Devs somewhat picks up where Garland’s 2015 film Ex Machina left off in the sense of exploring the tenuous relationship among humans, science, and technology. In Ex Machina, it was the consciousness of artificial intelligence. In Devs, Garland is asking whether free will and the multiverse—a theory that there are multiple universes existing in parallel to ours—has any implications on morality.
The difference between the two projects, of course, is the fact that Garland has eight, one-hour-long episodes to flesh out those ideas in Devs.
“The learning curve on this was particularly steep, because it was very different from anything I’d done before,” Garland says. “And so I found myself watching a lot of TV, trying to figure out how other people did it.”
Garland’s main reference: HBO’s The Wire.
“I was really interested in some of the structural things about how The Wire works,” Garland says. “It became almost intimidating because it’s so good and so smart.”
The Wire creator David Simon often referred to his critically praised crime drama as a visual novel, relying less on, say, a procedural format where each episode is a self-contained case to solve, and more on slowly building out details, characters, and plot points over the course of seasons.
“What The Wire demonstrated to me was you can plan a long way ahead,” Garland says. “You can rely on [the audience’s] patience.
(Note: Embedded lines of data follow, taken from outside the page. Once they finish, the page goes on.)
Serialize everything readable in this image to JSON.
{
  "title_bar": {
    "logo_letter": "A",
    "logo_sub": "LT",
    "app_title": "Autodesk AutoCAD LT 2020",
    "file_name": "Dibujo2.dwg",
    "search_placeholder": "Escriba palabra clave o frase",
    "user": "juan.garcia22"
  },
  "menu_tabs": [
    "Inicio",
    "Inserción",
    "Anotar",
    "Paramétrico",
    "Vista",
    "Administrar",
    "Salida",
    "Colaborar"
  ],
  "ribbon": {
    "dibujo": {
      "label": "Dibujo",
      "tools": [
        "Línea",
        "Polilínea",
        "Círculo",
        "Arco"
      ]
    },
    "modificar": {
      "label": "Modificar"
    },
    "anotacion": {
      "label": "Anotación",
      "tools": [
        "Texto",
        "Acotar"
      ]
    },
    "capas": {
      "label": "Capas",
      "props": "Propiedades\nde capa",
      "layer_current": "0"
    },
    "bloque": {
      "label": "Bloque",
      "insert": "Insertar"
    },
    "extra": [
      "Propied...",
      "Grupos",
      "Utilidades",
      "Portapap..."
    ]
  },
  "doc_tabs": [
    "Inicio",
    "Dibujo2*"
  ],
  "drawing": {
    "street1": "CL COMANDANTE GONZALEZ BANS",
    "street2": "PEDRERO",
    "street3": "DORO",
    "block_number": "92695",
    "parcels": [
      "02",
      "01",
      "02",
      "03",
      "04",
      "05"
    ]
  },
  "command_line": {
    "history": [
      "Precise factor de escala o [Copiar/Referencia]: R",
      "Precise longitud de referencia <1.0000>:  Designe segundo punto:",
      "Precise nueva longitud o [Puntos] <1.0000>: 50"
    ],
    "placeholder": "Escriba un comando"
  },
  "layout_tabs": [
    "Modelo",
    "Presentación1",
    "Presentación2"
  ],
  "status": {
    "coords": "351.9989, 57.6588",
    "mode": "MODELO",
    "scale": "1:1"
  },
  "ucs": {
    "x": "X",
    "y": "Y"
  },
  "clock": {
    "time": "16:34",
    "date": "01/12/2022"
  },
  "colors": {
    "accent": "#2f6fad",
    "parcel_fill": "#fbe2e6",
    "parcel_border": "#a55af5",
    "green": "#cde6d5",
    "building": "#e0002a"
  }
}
You can rely on what they will follow and track and be willing to go down that path with you.”
And on that path is what Garland sees as one of the tenets of his storytelling.
“All my stories contain an argument of some sort. And I’m trying to use stories as arguments, because a story doesn’t feel like a lecture,” Garland says. “Even in something that probably seems a bit psychotic and hallucinogenic like [the 2012 film] Dredd I worked on a few years ago, or 28 Days Later, there’ll be some kind of a philosophical position that’s being looked at.”
For Devs, that philosophical position stems from wanting to unpack the intersection of philosophical thinking and scientific logic.
“I’m trying to explore the really weird philosophical implications that you’d get from science,” Garland says of Devs. “I think science often feels like it’s this cold, remote thing, whereas I tend to see it as being something that’s intensely involved with our lives—and what it is to try and understand the world in which we live.”
Devs premieres exclusively on FX on Hulu March 5.